One of the peculiar consequences of streaming television is the implicit assumption of prestige. With a few exceptions, series that air on platforms like Netflix, Amazon Prime or Hulu come presupposed with an HBO-like sheen of “quality.” “House of Cards” — despite being, at this point, purely ludicrous — laid down the template for this phenomenon: with its lush production values, portentous dialogue and overbearing score, the first Netflix Original established the troublesome precedent for streaming shows to be inherently considered “prestige TV.”
That’s why Amazon’s “Goliath” is, to be quite honest, kind of weird. Created by legal drama veteran David E. Kelley (“Ally McBeal”), the show centers around disgraced attorney Billy McBride (Billy Bob Thornton, “Fargo”) as he’s persuaded to take on an old case involving exploding boats, weapons defense systems and (somehow?) fish guts. McBride is the proverbial David to the titular Goliath he’s taking on: the law firm that once ousted him and still employs his ex-wife, Julie (Maria Bello, “Prisoners”). There’s a preposterously cartoon villain, played by William Hurt (“Captain America: Civil War”) whose right side of his body is, of course, disfigured. Oh, and throw in an estranged father-daughter relationship for good measure.
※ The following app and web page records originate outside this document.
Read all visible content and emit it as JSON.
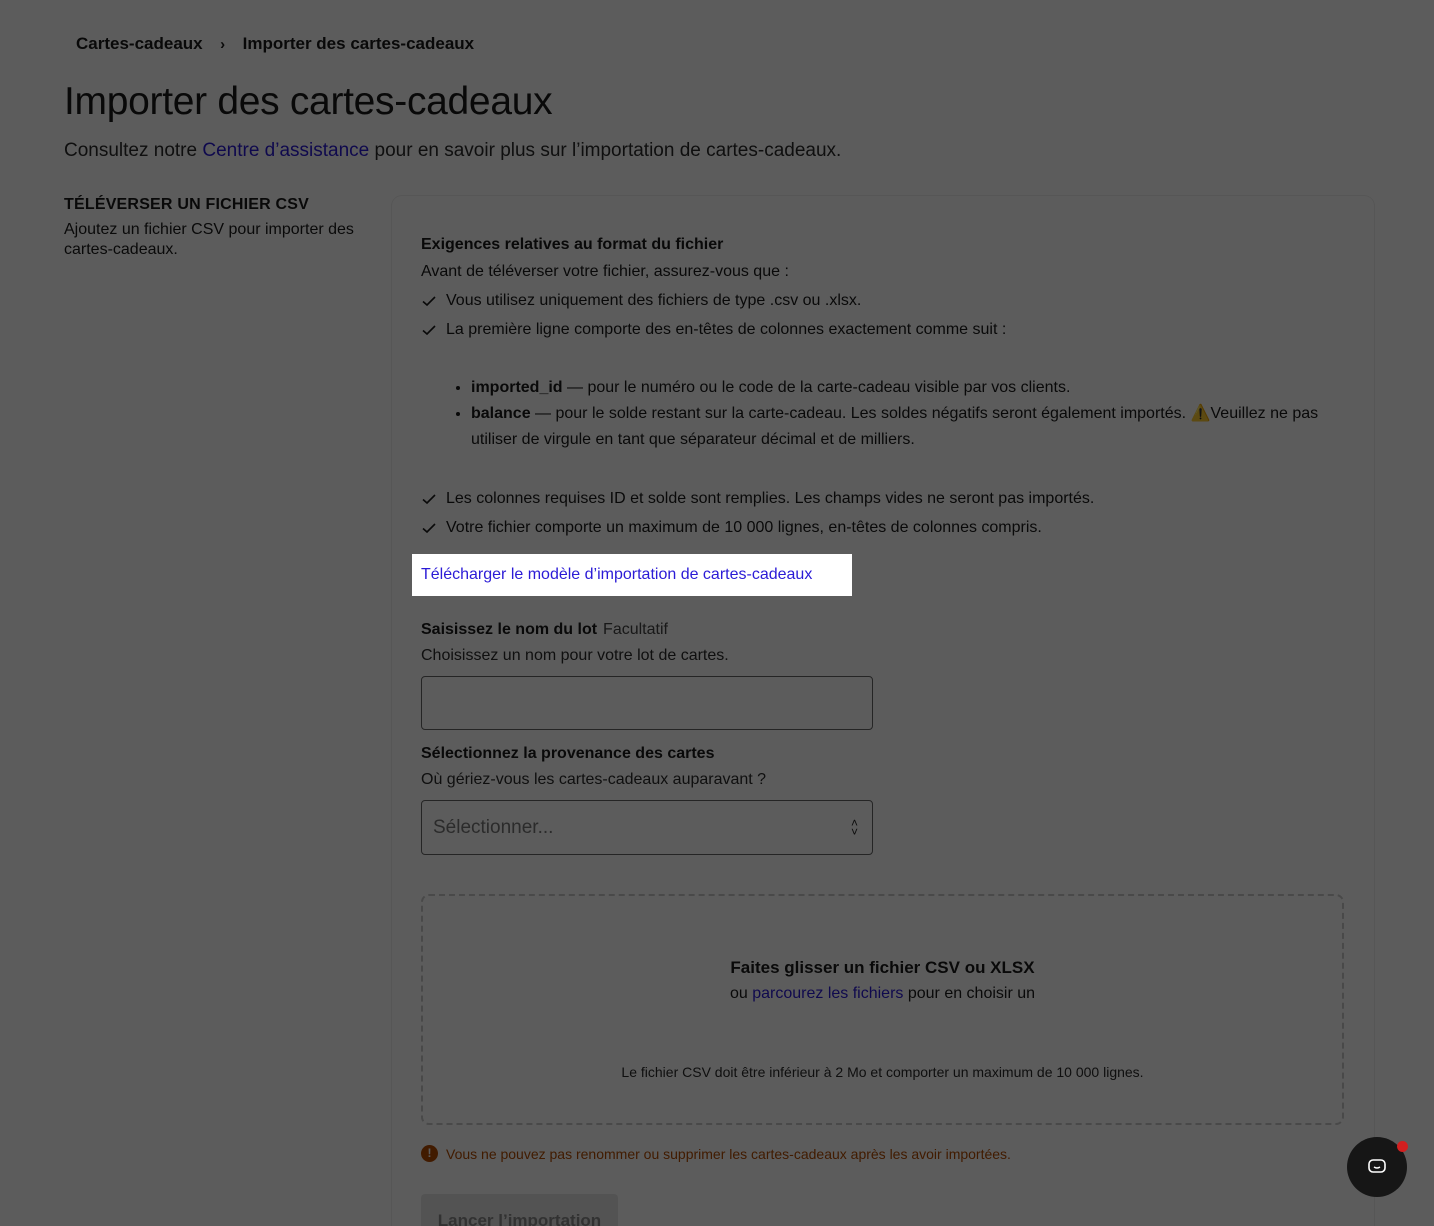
{
  "breadcrumb": {
    "parent": "Cartes-cadeaux",
    "current": "Importer des cartes-cadeaux"
  },
  "page": {
    "title": "Importer des cartes-cadeaux",
    "subtitle_prefix": "Consultez notre",
    "subtitle_link": "Centre d’assistance",
    "subtitle_suffix": "pour en savoir plus sur l’importation de cartes-cadeaux."
  },
  "section": {
    "heading": "TÉLÉVERSER UN FICHIER CSV",
    "description": "Ajoutez un fichier CSV pour importer des cartes-cadeaux."
  },
  "requirements": {
    "title": "Exigences relatives au format du fichier",
    "intro": "Avant de téléverser votre fichier, assurez-vous que :",
    "checks_top": [
      "Vous utilisez uniquement des fichiers de type .csv ou .xlsx.",
      "La première ligne comporte des en-têtes de colonnes exactement comme suit :"
    ],
    "columns": [
      {
        "name": "imported_id",
        "text": " — pour le numéro ou le code de la carte-cadeau visible par vos clients."
      },
      {
        "name": "balance",
        "text": " — pour le solde restant sur la carte-cadeau. Les soldes négatifs seront également importés.",
        "warning": "Veuillez ne pas utiliser de virgule en tant que séparateur décimal et de milliers."
      }
    ],
    "checks_bottom": [
      "Les colonnes requises ID et solde sont remplies. Les champs vides ne seront pas importés.",
      "Votre fichier comporte un maximum de 10 000 lignes, en-têtes de colonnes compris."
    ]
  },
  "download_link": "Télécharger le modèle d’importation de cartes-cadeaux",
  "batch": {
    "label": "Saisissez le nom du lot",
    "optional": "Facultatif",
    "help": "Choisissez un nom pour votre lot de cartes.",
    "value": ""
  },
  "source": {
    "label": "Sélectionnez la provenance des cartes",
    "help": "Où gériez-vous les cartes-cadeaux auparavant ?",
    "placeholder": "Sélectionner..."
  },
  "dropzone": {
    "title": "Faites glisser un fichier CSV ou XLSX",
    "sub_prefix": "ou",
    "sub_link": "parcourez les fichiers",
    "sub_suffix": "pour en choisir un",
    "note": "Le fichier CSV doit être inférieur à 2 Mo et comporter un maximum de 10 000 lignes."
  },
  "alert": "Vous ne pouvez pas renommer ou supprimer les cartes-cadeaux après les avoir importées.",
  "launch_button": "Lancer l’importation",
  "colors": {
    "link": "#2b1bd6",
    "warning": "#b44b00",
    "overlay": "rgba(0,0,0,0.64)",
    "chat": "#161616",
    "notification": "#d21f1f"
  },
  "icons": {
    "breadcrumb_separator": "chevron-right-icon",
    "check": "check-icon",
    "warning": "warning-icon",
    "alert": "exclamation-circle-icon",
    "select": "up-down-chevron-icon",
    "chat": "chat-icon"
  }
}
The premise is familiar. The dialogue is cliché. And, for the most part, the characters are stock types. Which is why “Goliath” is odd. Simply the description “Amazon drama starring Billy Bob Thornton” is enough to generate excitement on its own, but the show looks and feels like little more than a serialized network procedural. Save for the judiciously deployed F-bombs and the lack of a “case-of-the-week” structure, there’s no reason this show couldn’t have aired on CBS.
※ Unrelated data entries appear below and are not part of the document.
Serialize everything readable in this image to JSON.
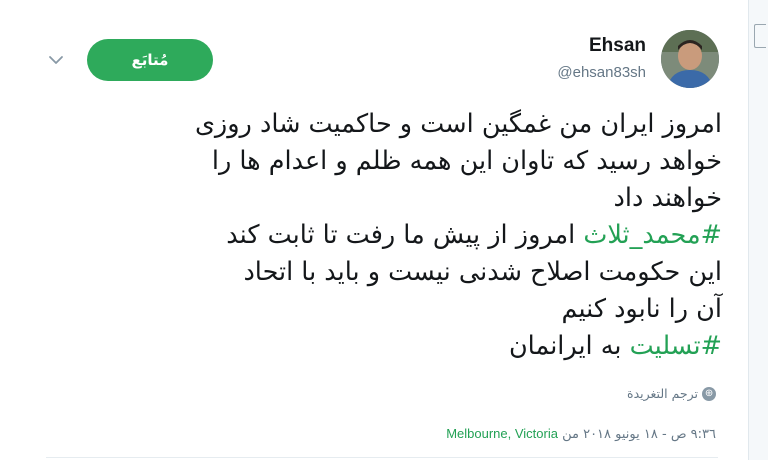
{
  "user": {
    "name": "Ehsan",
    "handle": "@ehsan83sh"
  },
  "follow_button": {
    "label": "مُتابَع"
  },
  "tweet": {
    "lines": [
      [
        {
          "text": "امروز ایران من غمگین است و حاکمیت شاد روزی",
          "hashtag": false
        }
      ],
      [
        {
          "text": "خواهد رسید که تاوان این همه ظلم و اعدام ها را",
          "hashtag": false
        }
      ],
      [
        {
          "text": "خواهند داد",
          "hashtag": false
        }
      ],
      [
        {
          "text": "#محمد_ثلاث",
          "hashtag": true
        },
        {
          "text": "  امروز از پیش ما رفت تا ثابت کند",
          "hashtag": false
        }
      ],
      [
        {
          "text": "این حکومت اصلاح شدنی نیست و باید با اتحاد",
          "hashtag": false
        }
      ],
      [
        {
          "text": "آن را نابود کنیم",
          "hashtag": false
        }
      ],
      [
        {
          "text": "#تسلیت",
          "hashtag": true
        },
        {
          "text": " به ایرانمان",
          "hashtag": false
        }
      ]
    ]
  },
  "translate": {
    "label": "ترجم التغريدة",
    "icon": "globe-icon"
  },
  "meta": {
    "time_date": "٩:٣٦ ص - ١٨ يونيو ٢٠١٨ من ",
    "location": "Melbourne, Victoria"
  },
  "colors": {
    "accent": "#2eaa5b",
    "hashtag": "#23a155",
    "muted": "#657786"
  }
}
But there’s something to be said for Kelley’s more middlebrow intentions. While it feels, at times, like a poor man’s “Terriers” — a cancellation that should remain a huge stain on the collective TV industry’s conscience — “Goliath” might be on to something. There’s a sense of comfort in knowing exactly what these characters are going to say when they admonish Billy for his excessive drinking, or being able to predict, correctly, that the young associate with the stutter will be the one chosen to spearhead the case. The standard beats are hit, and they’re hit hard. There’s a reason this formula is so successful; it’s just jarring, and potentially revolutionary, to experience it on a streaming network.
The show’s most attractive draws, then, are its lead performances. Little else is more gratifying than hearing Thornton’s folksy, Southern-inflected voice spout lines like, “I’m not some sort of gardener rapist,” and, “Let’s go be pals and shit.” As evidenced by his turn in “Fargo,” he can hide considerable menace behind his easy charm. And Nina Arianda (“Florence Foster Jenkins”) is surprisingly effective as the energetic, exasperated and wonderfully named Patty Solis-Papagian. Bello, meanwhile, elevates what she can with an ex-wife archetype — though she does figure prominently in the plot — and Molly Parker (“House of Cards”) does her best in a somewhat out-of-place lawyer role.
One has to wonder how much money Thornton, Bello and their similarly esteemed colleagues were offered. Was it simply the sheen of prestige, of “streaming on Amazon Prime” that lured them in? Because “Goliath,” save for a typically charismatic Thornton performance, is a particularly inoffensive offering in the streaming wars. The effect is odd, like expecting “The Night Of” and instead getting “Damages.” Thus, “Goliath” is a strange entity: it’s to be commended for being thoroughly secure in its middling ambitions, but it’s also of a template that’s been done before — and better — many times over.